Invisibility Magic from Gellius and Pliny

Aulus Gellius, Attic Nights 10.12

12 Concerning the miraculous tales which Pliny the Elder ascribes most unworthily to the philosopher Democritus; and also about the image of a flying dove

In the twenty-eighth book of his Natural Histories, Pliny the Elder reports that there was a book by the most noble Philosopher Democritus On the Power and Nature of the Chameleon and that he had read it himself. He ascribes to it many silly and ridiculous things, allegedly written by Democritus—a few of which I remember, unwillingly, since they are so repulsive. For instance, that Democritus claimed that a hawk, the fastest of all birds, if he flies over a chameleon by chance, is suddenly dragged to the ground by a chameleon crawling below it and that after it comes down by some force offers itself willingly on the ground to be taken and torn to pieces by other birds!

Another thing that is beyond all human belief: if the head and neck of a chameleon is burned with the wood which we call oak, rain and thunder occur suddenly; the same thing, allegedly, happens if that animal is burned on the top of a house. There is still another tale which, by Hercules, I doubted that I should include since it is so absurd. But I have decided clearly that it is necessary that we speak what we think about the false incitements that come from this type of wonder—the types of things by which many sharp minds—indeed, those which are most desirous of knowledge—are often possessed and which lead them especially to ruin. But I return to Pliny. He says to roast the chameleon’s left foot with iron heated in a fire along with a herb  which bears the same name (“chameleon”), and to mix both into an ointment and to rub it into paste and place it in a wooden container. Whoever carries that, even if he is in the middle of a crowd, can be seen by no one.”

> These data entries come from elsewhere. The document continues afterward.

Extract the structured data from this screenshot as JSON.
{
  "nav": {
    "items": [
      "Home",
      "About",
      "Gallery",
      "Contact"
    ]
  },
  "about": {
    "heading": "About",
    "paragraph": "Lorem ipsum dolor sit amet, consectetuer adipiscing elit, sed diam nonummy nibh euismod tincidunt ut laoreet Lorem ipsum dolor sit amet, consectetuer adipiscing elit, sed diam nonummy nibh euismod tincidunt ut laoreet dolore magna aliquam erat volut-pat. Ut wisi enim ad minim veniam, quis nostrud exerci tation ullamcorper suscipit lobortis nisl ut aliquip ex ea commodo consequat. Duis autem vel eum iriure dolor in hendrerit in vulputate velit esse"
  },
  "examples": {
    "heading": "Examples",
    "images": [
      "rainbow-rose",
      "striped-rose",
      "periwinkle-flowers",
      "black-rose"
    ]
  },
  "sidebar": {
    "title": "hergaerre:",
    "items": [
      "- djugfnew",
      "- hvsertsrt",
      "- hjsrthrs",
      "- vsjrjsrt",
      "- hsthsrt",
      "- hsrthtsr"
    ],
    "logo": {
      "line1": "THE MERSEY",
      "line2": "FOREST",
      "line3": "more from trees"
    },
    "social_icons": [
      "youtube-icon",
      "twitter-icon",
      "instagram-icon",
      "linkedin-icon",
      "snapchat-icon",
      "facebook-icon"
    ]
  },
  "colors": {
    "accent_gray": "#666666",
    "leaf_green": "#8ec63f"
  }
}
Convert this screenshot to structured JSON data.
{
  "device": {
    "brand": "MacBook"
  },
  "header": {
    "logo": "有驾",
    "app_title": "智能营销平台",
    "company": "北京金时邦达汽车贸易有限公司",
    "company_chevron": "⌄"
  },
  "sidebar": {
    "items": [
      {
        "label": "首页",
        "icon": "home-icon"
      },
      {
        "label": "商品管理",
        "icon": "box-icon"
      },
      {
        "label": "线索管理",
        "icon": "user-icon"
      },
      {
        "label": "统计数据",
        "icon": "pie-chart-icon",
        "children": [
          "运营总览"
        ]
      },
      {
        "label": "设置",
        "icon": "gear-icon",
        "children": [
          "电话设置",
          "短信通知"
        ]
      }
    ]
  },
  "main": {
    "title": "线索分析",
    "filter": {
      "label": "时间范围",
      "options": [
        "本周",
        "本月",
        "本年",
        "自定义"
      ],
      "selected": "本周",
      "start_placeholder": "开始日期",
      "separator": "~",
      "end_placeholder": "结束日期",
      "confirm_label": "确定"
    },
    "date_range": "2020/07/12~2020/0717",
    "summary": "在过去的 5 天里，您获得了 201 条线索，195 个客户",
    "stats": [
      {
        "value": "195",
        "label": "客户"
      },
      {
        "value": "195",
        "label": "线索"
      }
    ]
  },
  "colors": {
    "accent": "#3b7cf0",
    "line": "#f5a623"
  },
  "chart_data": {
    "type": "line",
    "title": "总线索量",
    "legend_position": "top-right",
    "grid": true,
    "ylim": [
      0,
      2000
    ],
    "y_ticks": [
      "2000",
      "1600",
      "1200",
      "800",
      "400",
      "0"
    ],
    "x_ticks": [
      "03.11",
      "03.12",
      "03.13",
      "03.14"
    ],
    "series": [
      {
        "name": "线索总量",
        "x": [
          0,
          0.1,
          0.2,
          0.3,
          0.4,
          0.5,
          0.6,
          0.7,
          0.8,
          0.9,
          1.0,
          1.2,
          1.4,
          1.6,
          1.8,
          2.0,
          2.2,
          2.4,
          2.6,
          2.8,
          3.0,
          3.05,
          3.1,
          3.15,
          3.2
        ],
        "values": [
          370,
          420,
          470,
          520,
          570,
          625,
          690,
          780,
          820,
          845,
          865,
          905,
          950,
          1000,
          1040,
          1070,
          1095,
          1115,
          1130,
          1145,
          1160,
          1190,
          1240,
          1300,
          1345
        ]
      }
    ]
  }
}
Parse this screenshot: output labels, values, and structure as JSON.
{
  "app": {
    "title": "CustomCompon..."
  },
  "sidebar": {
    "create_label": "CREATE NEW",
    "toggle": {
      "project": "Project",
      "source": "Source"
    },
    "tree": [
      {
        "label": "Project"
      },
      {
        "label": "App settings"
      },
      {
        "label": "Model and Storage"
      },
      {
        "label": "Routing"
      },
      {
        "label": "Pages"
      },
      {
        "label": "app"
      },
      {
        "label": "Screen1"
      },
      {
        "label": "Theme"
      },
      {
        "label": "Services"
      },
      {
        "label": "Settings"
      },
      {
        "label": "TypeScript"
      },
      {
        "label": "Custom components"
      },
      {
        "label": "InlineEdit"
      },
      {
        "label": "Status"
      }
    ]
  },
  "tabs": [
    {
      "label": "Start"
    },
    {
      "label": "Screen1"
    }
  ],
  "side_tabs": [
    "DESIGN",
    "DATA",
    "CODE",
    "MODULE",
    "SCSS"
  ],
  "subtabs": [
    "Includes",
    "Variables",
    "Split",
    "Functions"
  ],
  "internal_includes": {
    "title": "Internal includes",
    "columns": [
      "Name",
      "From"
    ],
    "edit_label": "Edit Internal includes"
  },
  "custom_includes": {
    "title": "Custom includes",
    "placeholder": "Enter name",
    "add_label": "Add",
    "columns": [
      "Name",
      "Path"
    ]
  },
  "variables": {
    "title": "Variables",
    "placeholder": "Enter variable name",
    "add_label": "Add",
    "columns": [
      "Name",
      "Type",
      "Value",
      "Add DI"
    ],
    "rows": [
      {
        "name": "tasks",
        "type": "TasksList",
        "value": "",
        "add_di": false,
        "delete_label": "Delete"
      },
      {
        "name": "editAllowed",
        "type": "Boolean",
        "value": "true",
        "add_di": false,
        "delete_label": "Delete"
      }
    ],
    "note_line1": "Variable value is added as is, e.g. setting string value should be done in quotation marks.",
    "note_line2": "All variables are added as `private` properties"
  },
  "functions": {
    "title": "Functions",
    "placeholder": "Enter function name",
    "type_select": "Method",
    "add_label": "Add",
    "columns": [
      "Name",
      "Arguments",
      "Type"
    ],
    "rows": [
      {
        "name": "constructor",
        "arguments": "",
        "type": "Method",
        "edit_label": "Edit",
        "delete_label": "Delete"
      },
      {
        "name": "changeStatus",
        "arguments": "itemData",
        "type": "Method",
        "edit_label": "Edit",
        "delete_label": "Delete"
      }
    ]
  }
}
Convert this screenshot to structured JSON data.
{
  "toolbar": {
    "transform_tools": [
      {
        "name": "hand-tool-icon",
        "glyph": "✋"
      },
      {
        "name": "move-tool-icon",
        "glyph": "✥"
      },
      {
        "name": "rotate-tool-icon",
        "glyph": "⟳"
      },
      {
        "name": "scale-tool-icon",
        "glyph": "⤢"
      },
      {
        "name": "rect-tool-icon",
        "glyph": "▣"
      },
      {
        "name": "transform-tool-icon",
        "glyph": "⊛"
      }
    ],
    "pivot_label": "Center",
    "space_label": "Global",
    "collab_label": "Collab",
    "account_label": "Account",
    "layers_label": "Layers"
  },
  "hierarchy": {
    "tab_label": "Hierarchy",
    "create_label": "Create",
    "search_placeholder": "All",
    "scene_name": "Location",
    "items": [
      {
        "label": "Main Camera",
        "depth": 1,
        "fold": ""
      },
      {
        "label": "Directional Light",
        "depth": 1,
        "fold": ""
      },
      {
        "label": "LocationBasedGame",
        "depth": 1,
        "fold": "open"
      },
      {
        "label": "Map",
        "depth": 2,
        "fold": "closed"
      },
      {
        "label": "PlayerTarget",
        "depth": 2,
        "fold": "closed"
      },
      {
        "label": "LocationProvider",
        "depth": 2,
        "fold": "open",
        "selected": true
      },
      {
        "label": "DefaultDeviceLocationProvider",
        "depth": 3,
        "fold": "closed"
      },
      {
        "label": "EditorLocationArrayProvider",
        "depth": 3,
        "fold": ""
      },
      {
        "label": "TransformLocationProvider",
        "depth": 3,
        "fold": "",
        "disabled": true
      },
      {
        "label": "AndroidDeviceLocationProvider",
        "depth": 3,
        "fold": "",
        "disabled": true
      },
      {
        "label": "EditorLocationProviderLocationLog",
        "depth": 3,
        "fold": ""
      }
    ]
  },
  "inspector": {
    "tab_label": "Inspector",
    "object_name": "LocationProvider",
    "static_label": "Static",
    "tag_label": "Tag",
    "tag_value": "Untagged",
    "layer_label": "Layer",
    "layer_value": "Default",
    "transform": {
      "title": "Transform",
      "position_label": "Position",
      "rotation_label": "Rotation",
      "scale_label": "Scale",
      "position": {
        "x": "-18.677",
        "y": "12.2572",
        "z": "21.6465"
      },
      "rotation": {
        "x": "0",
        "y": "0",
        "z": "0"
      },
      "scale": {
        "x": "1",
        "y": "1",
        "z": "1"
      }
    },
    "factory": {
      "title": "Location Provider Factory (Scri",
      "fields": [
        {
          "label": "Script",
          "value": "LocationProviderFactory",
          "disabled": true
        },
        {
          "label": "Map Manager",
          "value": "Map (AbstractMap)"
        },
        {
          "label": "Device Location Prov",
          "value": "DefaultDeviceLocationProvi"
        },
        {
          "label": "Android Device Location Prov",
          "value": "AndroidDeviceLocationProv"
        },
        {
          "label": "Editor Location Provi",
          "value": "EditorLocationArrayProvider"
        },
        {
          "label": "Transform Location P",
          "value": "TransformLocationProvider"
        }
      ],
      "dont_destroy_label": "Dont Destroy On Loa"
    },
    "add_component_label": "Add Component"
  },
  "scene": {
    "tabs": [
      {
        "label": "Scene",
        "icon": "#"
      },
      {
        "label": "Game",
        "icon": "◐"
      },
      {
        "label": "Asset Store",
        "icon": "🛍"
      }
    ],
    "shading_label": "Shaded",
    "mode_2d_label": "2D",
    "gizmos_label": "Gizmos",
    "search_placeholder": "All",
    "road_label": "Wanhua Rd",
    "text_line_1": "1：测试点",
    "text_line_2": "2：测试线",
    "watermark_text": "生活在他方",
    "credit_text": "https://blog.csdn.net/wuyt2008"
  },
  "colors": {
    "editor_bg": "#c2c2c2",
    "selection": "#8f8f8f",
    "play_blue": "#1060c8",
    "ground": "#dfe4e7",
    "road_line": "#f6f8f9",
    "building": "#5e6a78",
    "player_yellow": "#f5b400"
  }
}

12De portentis fabularum, quae Plinius Secundus indignissime in Democritum philosophum confert; ibidem de simulacro volucri columbae.


1 Librum esse Democriti, nobilissimi philosophorum, de vi et natura chamaeleontis eumque se legisse Plinius Secundus in naturalis historiae vicesimo octavo refert multaque vana atque intoleranda auribus deinde quasi a Democrito scripta tradit, ex quibus pauca haec inviti meminimus, quia pertaesum est: 2 accipitrem avium rapidissimum a chamaeleonte humi reptante, si eum forte supervolet, detrahi et cadere vi quadam in terram ceterisque avibus laniandum sponte sua obicere sese et dedere. 3 Item aliud ultra humanam fidem: caput et collum chamaeleontis si uratur ligno, quod appellatur “robur”, imbres et tonitrus fieri derepente, idque ipsum usu venire, si iecur eiusdem animalis in summis tegulis uratur. 4 Item aliud, quod hercle an ponerem dubitavi, – ita est deridiculae vanitatis – nisi idcirco plane posui, quod oportuit nos dicere, quid de istiusmodi admirationum fallaci inlecebra sentiremus, qua plerumque capiuntur et ad perniciem elabuntur ingenia maxime sollertia eaque potissimum, quae discendi cupidiora sunt. 5 Sed redeo ad Plinium. Sinistrum pedem ait chamaeleontis ferro ex igni calefacto torreri cum herba, quae appellatur eodem nomine chamaeleontis, et utrumque macerari unguento conligique in modum pastilli atque in vas mitti ligneum et eum, qui id vas ferat, etiamsi is in medio palam versetur, a nullo videri posse.